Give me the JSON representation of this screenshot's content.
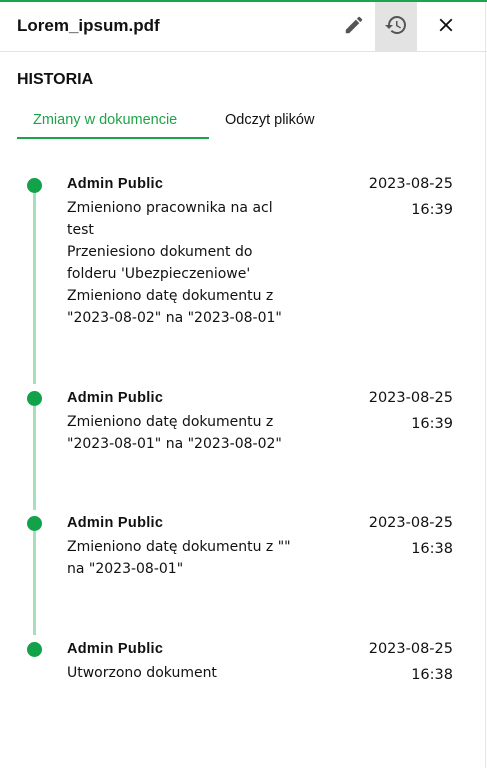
{
  "header": {
    "title": "Lorem_ipsum.pdf",
    "accent_color": "#1fa34a"
  },
  "icons": {
    "edit": "pencil-icon",
    "history": "history-icon",
    "close": "close-icon"
  },
  "history": {
    "section_title": "HISTORIA",
    "tabs": [
      {
        "label": "Zmiany w dokumencie",
        "active": true
      },
      {
        "label": "Odczyt plików",
        "active": false
      }
    ],
    "entries": [
      {
        "author": "Admin Public",
        "date": "2023-08-25",
        "time": "16:39",
        "lines": [
          "Zmieniono pracownika na acl",
          "test",
          "Przeniesiono dokument do",
          "folderu 'Ubezpieczeniowe'",
          "Zmieniono datę dokumentu z",
          "\"2023-08-02\" na \"2023-08-01\""
        ]
      },
      {
        "author": "Admin Public",
        "date": "2023-08-25",
        "time": "16:39",
        "lines": [
          "Zmieniono datę dokumentu z",
          "\"2023-08-01\" na \"2023-08-02\""
        ]
      },
      {
        "author": "Admin Public",
        "date": "2023-08-25",
        "time": "16:38",
        "lines": [
          "Zmieniono datę dokumentu z \"\"",
          "na \"2023-08-01\""
        ]
      },
      {
        "author": "Admin Public",
        "date": "2023-08-25",
        "time": "16:38",
        "lines": [
          "Utworzono dokument"
        ]
      }
    ]
  }
}
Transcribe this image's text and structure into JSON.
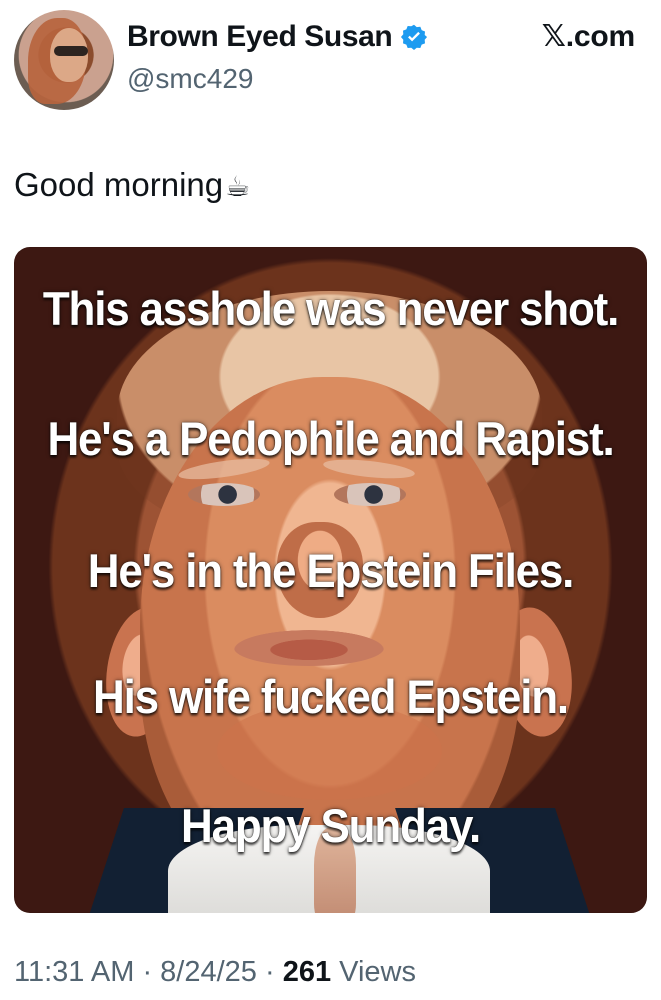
{
  "tweet": {
    "display_name": "Brown Eyed Susan",
    "handle": "@smc429",
    "brand": "𝕏.com",
    "text": "Good morning",
    "emoji": "☕",
    "icons": {
      "verified": "verified-badge-icon",
      "avatar": "profile-avatar",
      "coffee": "coffee-cup-icon"
    }
  },
  "media": {
    "lines": [
      "This asshole was never shot.",
      "He's a Pedophile and Rapist.",
      "He's in the Epstein Files.",
      "His wife fucked Epstein.",
      "Happy Sunday."
    ]
  },
  "footer": {
    "time": "11:31 AM",
    "separator1": " · ",
    "date": "8/24/25",
    "separator2": " · ",
    "views_count": "261",
    "views_label": " Views"
  },
  "colors": {
    "text_primary": "#0f1419",
    "text_secondary": "#536471",
    "verified_blue": "#1d9bf0"
  }
}
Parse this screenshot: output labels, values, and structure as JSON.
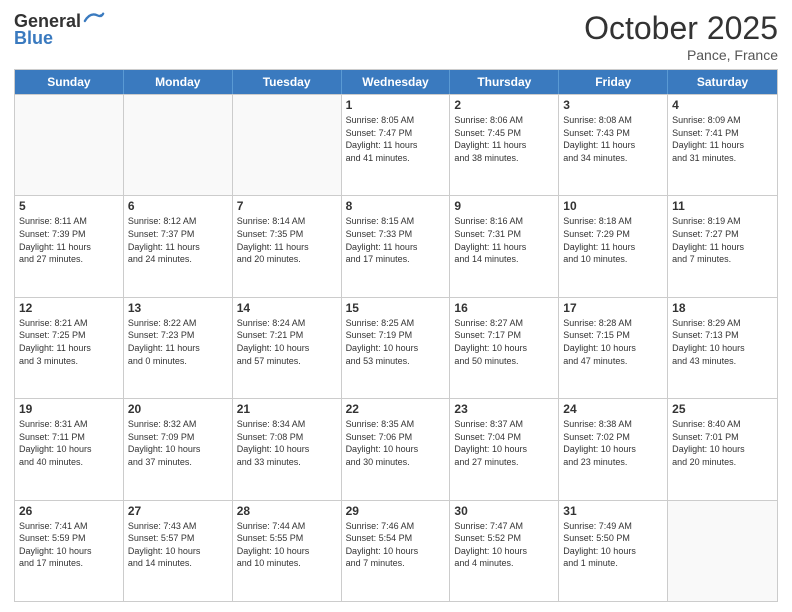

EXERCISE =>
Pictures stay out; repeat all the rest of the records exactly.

ANSWER BOX =>
Give me the JSON representation of this screenshot's content.
{
  "header": {
    "title": "Lorem_ipsum.pdf",
    "accent_color": "#1fa34a"
  },
  "icons": {
    "edit": "pencil-icon",
    "history": "history-icon",
    "close": "close-icon"
  },
  "history": {
    "section_title": "HISTORIA",
    "tabs": [
      {
        "label": "Zmiany w dokumencie",
        "active": true
      },
      {
        "label": "Odczyt plików",
        "active": false
      }
    ],
    "entries": [
      {
        "author": "Admin Public",
        "date": "2023-08-25",
        "time": "16:39",
        "lines": [
          "Zmieniono pracownika na acl",
          "test",
          "Przeniesiono dokument do",
          "folderu 'Ubezpieczeniowe'",
          "Zmieniono datę dokumentu z",
          "\"2023-08-02\" na \"2023-08-01\""
        ]
      },
      {
        "author": "Admin Public",
        "date": "2023-08-25",
        "time": "16:39",
        "lines": [
          "Zmieniono datę dokumentu z",
          "\"2023-08-01\" na \"2023-08-02\""
        ]
      },
      {
        "author": "Admin Public",
        "date": "2023-08-25",
        "time": "16:38",
        "lines": [
          "Zmieniono datę dokumentu z \"\"",
          "na \"2023-08-01\""
        ]
      },
      {
        "author": "Admin Public",
        "date": "2023-08-25",
        "time": "16:38",
        "lines": [
          "Utworzono dokument"
        ]
      }
    ]
  }
}
Transcribe this image's text and structure into JSON.
{
  "tweet": {
    "display_name": "Brown Eyed Susan",
    "handle": "@smc429",
    "brand": "𝕏.com",
    "text": "Good morning",
    "emoji": "☕",
    "icons": {
      "verified": "verified-badge-icon",
      "avatar": "profile-avatar",
      "coffee": "coffee-cup-icon"
    }
  },
  "media": {
    "lines": [
      "This asshole was never shot.",
      "He's a Pedophile and Rapist.",
      "He's in the Epstein Files.",
      "His wife fucked Epstein.",
      "Happy Sunday."
    ]
  },
  "footer": {
    "time": "11:31 AM",
    "separator1": " · ",
    "date": "8/24/25",
    "separator2": " · ",
    "views_count": "261",
    "views_label": " Views"
  },
  "colors": {
    "text_primary": "#0f1419",
    "text_secondary": "#536471",
    "verified_blue": "#1d9bf0"
  }
}
Parse this screenshot: output labels, values, and structure as JSON.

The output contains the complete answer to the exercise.